==== DATA RECORDS ====

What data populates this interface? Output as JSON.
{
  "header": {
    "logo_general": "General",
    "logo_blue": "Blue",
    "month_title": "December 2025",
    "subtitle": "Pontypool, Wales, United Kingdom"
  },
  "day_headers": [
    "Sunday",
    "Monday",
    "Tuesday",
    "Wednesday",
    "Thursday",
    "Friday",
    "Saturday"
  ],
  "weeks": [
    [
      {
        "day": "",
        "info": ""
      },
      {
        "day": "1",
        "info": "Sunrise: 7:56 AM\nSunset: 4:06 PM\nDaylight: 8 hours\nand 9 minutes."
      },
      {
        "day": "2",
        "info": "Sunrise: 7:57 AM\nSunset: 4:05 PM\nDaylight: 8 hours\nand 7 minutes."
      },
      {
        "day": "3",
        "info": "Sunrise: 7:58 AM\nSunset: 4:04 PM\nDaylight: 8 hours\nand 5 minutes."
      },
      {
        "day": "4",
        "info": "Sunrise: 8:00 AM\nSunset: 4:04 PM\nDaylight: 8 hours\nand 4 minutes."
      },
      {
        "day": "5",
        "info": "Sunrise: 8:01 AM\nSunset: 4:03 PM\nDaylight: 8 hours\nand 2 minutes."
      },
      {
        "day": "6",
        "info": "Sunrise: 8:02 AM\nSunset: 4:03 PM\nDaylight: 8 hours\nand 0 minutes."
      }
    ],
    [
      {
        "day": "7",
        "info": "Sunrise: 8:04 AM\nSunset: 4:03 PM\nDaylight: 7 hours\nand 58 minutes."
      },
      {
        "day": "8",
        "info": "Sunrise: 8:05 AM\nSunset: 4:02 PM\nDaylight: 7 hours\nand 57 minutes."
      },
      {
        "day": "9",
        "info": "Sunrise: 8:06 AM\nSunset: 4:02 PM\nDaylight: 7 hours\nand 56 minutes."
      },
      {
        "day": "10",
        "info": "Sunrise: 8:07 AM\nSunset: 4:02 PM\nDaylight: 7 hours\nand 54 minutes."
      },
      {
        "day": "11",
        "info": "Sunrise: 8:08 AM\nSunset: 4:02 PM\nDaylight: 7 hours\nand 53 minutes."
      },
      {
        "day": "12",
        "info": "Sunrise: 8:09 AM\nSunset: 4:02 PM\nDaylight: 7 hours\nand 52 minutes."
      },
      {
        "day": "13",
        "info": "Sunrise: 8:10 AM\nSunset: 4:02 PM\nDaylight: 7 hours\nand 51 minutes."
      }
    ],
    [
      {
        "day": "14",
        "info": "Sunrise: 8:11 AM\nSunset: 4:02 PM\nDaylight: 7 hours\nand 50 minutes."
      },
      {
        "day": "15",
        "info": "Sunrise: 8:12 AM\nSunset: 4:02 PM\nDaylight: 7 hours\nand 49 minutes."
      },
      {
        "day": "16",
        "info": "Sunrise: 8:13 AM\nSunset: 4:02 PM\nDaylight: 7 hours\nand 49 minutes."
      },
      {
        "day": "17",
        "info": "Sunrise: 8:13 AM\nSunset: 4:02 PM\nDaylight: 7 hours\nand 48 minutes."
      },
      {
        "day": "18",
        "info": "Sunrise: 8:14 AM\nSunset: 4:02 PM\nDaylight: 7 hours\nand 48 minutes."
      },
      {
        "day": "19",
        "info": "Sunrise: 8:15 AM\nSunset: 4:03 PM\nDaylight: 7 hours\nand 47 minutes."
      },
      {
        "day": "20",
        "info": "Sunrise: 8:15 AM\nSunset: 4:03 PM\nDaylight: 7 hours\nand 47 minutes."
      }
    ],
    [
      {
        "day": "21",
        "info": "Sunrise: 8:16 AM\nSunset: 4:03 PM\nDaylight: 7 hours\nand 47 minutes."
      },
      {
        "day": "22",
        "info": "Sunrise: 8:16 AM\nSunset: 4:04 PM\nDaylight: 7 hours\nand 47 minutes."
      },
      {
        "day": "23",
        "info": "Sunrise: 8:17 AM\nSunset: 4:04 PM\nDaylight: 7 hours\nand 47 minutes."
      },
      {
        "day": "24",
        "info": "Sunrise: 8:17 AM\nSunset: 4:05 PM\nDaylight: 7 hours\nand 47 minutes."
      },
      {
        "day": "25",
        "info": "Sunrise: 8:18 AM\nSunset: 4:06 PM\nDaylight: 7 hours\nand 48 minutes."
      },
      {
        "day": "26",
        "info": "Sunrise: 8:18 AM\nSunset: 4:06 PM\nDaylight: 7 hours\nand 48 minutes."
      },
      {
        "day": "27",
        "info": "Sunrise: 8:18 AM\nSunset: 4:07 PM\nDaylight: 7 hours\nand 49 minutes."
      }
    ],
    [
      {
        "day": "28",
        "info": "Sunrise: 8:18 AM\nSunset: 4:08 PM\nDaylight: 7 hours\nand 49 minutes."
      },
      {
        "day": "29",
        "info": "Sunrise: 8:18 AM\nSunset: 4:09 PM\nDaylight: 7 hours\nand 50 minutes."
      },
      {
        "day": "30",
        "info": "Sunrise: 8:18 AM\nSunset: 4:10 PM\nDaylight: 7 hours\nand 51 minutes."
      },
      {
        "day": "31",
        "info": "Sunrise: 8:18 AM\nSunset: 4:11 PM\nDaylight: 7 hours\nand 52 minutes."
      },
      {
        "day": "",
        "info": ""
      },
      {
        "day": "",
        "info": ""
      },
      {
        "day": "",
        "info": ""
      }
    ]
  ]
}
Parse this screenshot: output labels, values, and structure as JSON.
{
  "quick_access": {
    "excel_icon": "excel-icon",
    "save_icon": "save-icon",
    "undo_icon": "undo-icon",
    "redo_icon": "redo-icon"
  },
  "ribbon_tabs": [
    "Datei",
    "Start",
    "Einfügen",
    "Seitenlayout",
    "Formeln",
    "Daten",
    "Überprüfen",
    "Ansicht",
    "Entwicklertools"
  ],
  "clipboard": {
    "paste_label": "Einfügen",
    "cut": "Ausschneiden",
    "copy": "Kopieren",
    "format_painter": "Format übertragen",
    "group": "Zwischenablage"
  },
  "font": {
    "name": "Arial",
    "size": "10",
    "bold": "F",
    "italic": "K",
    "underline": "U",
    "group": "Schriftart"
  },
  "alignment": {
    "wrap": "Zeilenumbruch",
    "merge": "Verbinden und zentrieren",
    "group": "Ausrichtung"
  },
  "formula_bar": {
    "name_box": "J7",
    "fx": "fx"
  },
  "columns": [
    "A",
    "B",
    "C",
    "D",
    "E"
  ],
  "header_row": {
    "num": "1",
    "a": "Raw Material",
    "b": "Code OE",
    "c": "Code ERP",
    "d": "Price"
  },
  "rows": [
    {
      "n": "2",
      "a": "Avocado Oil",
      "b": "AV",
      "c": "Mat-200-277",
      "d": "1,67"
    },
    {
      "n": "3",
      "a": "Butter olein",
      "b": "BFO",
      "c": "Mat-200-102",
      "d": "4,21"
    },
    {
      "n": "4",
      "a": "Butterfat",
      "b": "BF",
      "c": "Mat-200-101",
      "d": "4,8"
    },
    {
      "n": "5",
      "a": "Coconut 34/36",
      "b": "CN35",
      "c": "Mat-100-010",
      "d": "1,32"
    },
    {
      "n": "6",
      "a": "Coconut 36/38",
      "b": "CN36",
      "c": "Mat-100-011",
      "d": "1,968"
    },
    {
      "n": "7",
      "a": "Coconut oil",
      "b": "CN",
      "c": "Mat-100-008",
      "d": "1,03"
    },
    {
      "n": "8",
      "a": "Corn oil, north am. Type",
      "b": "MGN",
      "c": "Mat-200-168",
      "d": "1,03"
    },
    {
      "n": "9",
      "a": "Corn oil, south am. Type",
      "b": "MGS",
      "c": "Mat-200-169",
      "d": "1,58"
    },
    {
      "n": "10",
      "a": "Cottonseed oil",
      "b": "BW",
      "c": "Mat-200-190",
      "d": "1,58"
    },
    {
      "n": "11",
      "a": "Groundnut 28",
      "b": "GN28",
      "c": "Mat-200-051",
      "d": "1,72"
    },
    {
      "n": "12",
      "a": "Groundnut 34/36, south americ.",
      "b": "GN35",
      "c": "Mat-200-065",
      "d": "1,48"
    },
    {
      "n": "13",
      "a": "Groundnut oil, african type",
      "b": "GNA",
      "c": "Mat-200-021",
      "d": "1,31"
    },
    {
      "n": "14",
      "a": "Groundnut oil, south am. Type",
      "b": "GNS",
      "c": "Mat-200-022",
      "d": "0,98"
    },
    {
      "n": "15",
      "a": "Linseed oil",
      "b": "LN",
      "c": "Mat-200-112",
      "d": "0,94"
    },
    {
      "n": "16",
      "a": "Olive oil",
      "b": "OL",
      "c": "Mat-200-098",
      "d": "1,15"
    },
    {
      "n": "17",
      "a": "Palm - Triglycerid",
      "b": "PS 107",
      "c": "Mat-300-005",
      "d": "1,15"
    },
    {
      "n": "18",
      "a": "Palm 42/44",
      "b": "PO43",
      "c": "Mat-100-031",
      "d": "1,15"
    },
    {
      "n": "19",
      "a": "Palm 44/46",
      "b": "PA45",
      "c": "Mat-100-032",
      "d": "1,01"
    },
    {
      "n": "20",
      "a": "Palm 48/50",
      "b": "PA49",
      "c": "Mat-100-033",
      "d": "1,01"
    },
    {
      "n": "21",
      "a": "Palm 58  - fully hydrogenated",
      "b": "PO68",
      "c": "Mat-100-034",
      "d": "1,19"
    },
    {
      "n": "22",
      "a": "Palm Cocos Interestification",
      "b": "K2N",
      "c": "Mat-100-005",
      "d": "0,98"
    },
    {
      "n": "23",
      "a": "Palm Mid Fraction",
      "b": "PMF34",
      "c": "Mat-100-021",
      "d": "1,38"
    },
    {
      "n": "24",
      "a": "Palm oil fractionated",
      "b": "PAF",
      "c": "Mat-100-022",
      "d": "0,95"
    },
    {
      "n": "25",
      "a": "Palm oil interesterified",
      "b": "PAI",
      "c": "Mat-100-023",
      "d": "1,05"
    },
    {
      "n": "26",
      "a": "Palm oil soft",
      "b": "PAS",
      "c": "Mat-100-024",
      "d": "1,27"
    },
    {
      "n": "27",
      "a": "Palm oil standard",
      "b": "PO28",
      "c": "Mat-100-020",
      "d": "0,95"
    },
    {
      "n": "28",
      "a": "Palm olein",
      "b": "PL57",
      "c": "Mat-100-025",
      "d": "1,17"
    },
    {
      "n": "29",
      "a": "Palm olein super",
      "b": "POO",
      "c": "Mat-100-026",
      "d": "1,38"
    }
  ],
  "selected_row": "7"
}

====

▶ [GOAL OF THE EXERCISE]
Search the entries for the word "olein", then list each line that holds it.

▶ [OUTPUT OF THE EXERCISE]
      "a": "Butter olein",
      "a": "Palm olein",
      "a": "Palm olein super",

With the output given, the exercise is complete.